Wondering what the term “affinity group” means? An affinity group is a gathering of people who share an identity, such as race, gender, religion, country of origin, language or family status. St. Stephen’s Affinity Group student organization is comprised of five smaller affinity groups that regularly meet to discover what it means to have their shared identity, celebrate successes, raise issues or concerns, and learn information that may affect its members. The different groups’ discussions and activities depend on the needs of its members.
St. Stephen’s various affinity groups include:
- Unapologetic: Black/African-American;
- Espacios Compartidos: Latino/Latina/Latinx
- WOKE: White/Caucasian
- True Colors: LGBTQ
“Some people may wonder why student Affinity Groups are important to have within the larger St. Stephen’s community,” said Yvonne Adams, director of equity and inclusion. “We learn a great deal from conversations and interactions with people from all backgrounds and experiences, which happen on a daily basis at St. Stephen’s. However, we have unique identities that make us see the world in different ways.
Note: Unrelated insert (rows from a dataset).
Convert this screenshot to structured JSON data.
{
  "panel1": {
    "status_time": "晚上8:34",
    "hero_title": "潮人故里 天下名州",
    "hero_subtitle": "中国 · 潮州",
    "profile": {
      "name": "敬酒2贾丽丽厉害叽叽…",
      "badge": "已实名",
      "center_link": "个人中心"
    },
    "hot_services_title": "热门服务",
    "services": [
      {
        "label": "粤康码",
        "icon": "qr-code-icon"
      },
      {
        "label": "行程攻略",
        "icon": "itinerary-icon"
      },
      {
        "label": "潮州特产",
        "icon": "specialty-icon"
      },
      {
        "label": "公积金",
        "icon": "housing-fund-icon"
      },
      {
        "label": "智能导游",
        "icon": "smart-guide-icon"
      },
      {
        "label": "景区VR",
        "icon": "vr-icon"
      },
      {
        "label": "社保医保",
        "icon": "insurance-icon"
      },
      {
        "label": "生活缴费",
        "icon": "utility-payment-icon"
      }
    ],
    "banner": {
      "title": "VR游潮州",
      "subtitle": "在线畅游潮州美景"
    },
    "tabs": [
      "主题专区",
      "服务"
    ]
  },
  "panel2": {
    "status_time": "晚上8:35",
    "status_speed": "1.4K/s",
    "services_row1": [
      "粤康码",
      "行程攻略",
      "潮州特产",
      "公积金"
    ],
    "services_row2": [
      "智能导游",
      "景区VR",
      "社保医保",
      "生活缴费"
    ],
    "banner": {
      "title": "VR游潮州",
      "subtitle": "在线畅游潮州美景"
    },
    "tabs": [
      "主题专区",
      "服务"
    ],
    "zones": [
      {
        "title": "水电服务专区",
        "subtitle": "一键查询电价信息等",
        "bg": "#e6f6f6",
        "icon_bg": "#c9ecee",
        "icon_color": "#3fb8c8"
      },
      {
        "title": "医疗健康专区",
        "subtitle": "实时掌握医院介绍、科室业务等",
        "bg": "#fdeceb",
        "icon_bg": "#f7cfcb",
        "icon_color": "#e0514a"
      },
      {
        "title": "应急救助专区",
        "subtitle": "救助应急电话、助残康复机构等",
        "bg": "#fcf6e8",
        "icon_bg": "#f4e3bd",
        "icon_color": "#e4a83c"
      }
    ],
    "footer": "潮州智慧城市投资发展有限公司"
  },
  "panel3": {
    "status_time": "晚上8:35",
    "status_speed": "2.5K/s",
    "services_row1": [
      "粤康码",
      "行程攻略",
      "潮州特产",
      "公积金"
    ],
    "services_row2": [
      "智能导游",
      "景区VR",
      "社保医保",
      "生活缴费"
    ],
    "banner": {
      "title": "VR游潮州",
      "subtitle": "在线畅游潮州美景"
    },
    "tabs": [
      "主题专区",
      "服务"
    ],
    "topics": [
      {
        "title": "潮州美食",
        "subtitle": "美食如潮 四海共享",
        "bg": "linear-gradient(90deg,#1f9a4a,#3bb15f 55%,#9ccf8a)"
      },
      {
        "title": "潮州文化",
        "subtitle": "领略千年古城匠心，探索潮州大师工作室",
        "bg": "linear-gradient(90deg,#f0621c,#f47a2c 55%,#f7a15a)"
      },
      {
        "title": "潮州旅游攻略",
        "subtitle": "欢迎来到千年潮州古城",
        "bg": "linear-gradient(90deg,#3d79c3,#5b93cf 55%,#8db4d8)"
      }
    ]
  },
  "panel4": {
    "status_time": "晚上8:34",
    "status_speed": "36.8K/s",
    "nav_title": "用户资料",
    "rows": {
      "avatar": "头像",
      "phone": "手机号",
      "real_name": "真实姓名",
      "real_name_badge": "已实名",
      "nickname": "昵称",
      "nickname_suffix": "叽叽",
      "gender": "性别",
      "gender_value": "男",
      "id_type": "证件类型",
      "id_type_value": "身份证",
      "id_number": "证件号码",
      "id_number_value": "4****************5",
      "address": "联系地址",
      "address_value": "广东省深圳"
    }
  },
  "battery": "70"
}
“Often, we engage in intercultural dialogue without examining how our identity affects our perceptions, and we stumble into conflict because someone else does not ‘see’ the same things we do,” she explained. “Having conversations in Affinity Groups allows us to begin to examine why we see the world the way we do and acknowledge that we all experience the world differently. This understanding engenders greater acceptance of other peoples’ perspectives, allowing for more fruitful intercultural dialogues and interactions.”